*** Opening Data for this task ***
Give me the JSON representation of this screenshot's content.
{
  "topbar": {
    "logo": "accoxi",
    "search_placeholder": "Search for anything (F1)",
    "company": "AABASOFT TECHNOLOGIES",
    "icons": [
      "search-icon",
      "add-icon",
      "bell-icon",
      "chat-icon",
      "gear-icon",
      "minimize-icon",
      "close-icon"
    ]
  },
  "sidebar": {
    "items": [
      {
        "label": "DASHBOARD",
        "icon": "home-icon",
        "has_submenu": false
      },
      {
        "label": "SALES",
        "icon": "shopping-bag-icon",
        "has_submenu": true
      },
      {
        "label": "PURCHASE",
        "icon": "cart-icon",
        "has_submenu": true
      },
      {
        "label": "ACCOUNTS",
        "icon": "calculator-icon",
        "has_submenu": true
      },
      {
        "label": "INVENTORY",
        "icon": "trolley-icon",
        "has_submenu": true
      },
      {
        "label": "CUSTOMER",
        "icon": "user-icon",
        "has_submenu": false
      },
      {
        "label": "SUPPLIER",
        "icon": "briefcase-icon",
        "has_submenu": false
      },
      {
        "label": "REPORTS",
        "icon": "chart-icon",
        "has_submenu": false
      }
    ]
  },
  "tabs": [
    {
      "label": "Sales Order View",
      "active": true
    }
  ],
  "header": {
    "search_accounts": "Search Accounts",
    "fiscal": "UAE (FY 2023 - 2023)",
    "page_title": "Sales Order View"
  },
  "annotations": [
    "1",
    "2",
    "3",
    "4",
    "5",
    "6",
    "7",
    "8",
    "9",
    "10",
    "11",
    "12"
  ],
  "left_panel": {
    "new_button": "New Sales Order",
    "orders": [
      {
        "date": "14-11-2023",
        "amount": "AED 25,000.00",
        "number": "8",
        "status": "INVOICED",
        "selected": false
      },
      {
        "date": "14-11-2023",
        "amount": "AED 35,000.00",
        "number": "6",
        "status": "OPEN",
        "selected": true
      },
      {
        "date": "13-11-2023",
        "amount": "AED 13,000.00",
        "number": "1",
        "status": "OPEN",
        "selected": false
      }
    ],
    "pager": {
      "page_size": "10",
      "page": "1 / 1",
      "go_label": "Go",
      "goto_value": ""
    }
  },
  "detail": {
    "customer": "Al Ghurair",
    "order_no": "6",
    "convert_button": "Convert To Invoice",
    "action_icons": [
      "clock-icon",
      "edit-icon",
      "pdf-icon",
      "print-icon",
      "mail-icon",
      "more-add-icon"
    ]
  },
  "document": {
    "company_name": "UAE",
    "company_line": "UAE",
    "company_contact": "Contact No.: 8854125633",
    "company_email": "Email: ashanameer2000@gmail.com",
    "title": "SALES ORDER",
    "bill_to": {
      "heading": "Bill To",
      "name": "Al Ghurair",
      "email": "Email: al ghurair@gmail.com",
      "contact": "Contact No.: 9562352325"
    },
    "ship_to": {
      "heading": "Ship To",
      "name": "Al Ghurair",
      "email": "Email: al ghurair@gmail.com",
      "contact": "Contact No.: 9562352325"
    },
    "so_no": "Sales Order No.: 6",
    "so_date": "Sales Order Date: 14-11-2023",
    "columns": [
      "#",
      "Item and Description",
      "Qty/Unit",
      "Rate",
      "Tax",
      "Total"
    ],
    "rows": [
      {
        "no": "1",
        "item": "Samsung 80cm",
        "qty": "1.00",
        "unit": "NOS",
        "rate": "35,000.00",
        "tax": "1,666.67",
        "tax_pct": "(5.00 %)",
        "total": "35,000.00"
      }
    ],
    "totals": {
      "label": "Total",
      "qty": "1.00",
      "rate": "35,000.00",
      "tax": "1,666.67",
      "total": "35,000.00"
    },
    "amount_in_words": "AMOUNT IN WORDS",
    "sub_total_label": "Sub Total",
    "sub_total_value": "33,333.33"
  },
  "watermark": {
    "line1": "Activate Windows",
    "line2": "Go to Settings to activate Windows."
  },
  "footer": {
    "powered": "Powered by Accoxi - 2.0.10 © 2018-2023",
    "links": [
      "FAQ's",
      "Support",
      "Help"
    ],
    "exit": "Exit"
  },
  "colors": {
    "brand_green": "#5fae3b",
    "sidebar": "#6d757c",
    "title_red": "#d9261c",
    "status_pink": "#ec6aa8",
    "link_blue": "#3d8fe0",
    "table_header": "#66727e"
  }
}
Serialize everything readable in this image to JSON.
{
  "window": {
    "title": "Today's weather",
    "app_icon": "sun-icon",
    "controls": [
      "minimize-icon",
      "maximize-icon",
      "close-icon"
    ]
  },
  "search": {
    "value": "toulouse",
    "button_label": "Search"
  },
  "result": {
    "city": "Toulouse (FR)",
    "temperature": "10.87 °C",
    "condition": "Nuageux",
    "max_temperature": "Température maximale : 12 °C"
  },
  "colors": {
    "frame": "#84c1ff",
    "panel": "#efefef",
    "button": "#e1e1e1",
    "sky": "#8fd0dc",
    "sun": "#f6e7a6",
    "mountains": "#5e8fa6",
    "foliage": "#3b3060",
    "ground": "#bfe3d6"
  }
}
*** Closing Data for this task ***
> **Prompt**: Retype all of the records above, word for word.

> **Response box**:
Give me the JSON representation of this screenshot's content.
{
  "topbar": {
    "logo": "accoxi",
    "search_placeholder": "Search for anything (F1)",
    "company": "AABASOFT TECHNOLOGIES",
    "icons": [
      "search-icon",
      "add-icon",
      "bell-icon",
      "chat-icon",
      "gear-icon",
      "minimize-icon",
      "close-icon"
    ]
  },
  "sidebar": {
    "items": [
      {
        "label": "DASHBOARD",
        "icon": "home-icon",
        "has_submenu": false
      },
      {
        "label": "SALES",
        "icon": "shopping-bag-icon",
        "has_submenu": true
      },
      {
        "label": "PURCHASE",
        "icon": "cart-icon",
        "has_submenu": true
      },
      {
        "label": "ACCOUNTS",
        "icon": "calculator-icon",
        "has_submenu": true
      },
      {
        "label": "INVENTORY",
        "icon": "trolley-icon",
        "has_submenu": true
      },
      {
        "label": "CUSTOMER",
        "icon": "user-icon",
        "has_submenu": false
      },
      {
        "label": "SUPPLIER",
        "icon": "briefcase-icon",
        "has_submenu": false
      },
      {
        "label": "REPORTS",
        "icon": "chart-icon",
        "has_submenu": false
      }
    ]
  },
  "tabs": [
    {
      "label": "Sales Order View",
      "active": true
    }
  ],
  "header": {
    "search_accounts": "Search Accounts",
    "fiscal": "UAE (FY 2023 - 2023)",
    "page_title": "Sales Order View"
  },
  "annotations": [
    "1",
    "2",
    "3",
    "4",
    "5",
    "6",
    "7",
    "8",
    "9",
    "10",
    "11",
    "12"
  ],
  "left_panel": {
    "new_button": "New Sales Order",
    "orders": [
      {
        "date": "14-11-2023",
        "amount": "AED 25,000.00",
        "number": "8",
        "status": "INVOICED",
        "selected": false
      },
      {
        "date": "14-11-2023",
        "amount": "AED 35,000.00",
        "number": "6",
        "status": "OPEN",
        "selected": true
      },
      {
        "date": "13-11-2023",
        "amount": "AED 13,000.00",
        "number": "1",
        "status": "OPEN",
        "selected": false
      }
    ],
    "pager": {
      "page_size": "10",
      "page": "1 / 1",
      "go_label": "Go",
      "goto_value": ""
    }
  },
  "detail": {
    "customer": "Al Ghurair",
    "order_no": "6",
    "convert_button": "Convert To Invoice",
    "action_icons": [
      "clock-icon",
      "edit-icon",
      "pdf-icon",
      "print-icon",
      "mail-icon",
      "more-add-icon"
    ]
  },
  "document": {
    "company_name": "UAE",
    "company_line": "UAE",
    "company_contact": "Contact No.: 8854125633",
    "company_email": "Email: ashanameer2000@gmail.com",
    "title": "SALES ORDER",
    "bill_to": {
      "heading": "Bill To",
      "name": "Al Ghurair",
      "email": "Email: al ghurair@gmail.com",
      "contact": "Contact No.: 9562352325"
    },
    "ship_to": {
      "heading": "Ship To",
      "name": "Al Ghurair",
      "email": "Email: al ghurair@gmail.com",
      "contact": "Contact No.: 9562352325"
    },
    "so_no": "Sales Order No.: 6",
    "so_date": "Sales Order Date: 14-11-2023",
    "columns": [
      "#",
      "Item and Description",
      "Qty/Unit",
      "Rate",
      "Tax",
      "Total"
    ],
    "rows": [
      {
        "no": "1",
        "item": "Samsung 80cm",
        "qty": "1.00",
        "unit": "NOS",
        "rate": "35,000.00",
        "tax": "1,666.67",
        "tax_pct": "(5.00 %)",
        "total": "35,000.00"
      }
    ],
    "totals": {
      "label": "Total",
      "qty": "1.00",
      "rate": "35,000.00",
      "tax": "1,666.67",
      "total": "35,000.00"
    },
    "amount_in_words": "AMOUNT IN WORDS",
    "sub_total_label": "Sub Total",
    "sub_total_value": "33,333.33"
  },
  "watermark": {
    "line1": "Activate Windows",
    "line2": "Go to Settings to activate Windows."
  },
  "footer": {
    "powered": "Powered by Accoxi - 2.0.10 © 2018-2023",
    "links": [
      "FAQ's",
      "Support",
      "Help"
    ],
    "exit": "Exit"
  },
  "colors": {
    "brand_green": "#5fae3b",
    "sidebar": "#6d757c",
    "title_red": "#d9261c",
    "status_pink": "#ec6aa8",
    "link_blue": "#3d8fe0",
    "table_header": "#66727e"
  }
}
Serialize everything readable in this image to JSON.
{
  "window": {
    "title": "Today's weather",
    "app_icon": "sun-icon",
    "controls": [
      "minimize-icon",
      "maximize-icon",
      "close-icon"
    ]
  },
  "search": {
    "value": "toulouse",
    "button_label": "Search"
  },
  "result": {
    "city": "Toulouse (FR)",
    "temperature": "10.87 °C",
    "condition": "Nuageux",
    "max_temperature": "Température maximale : 12 °C"
  },
  "colors": {
    "frame": "#84c1ff",
    "panel": "#efefef",
    "button": "#e1e1e1",
    "sky": "#8fd0dc",
    "sun": "#f6e7a6",
    "mountains": "#5e8fa6",
    "foliage": "#3b3060",
    "ground": "#bfe3d6"
  }
}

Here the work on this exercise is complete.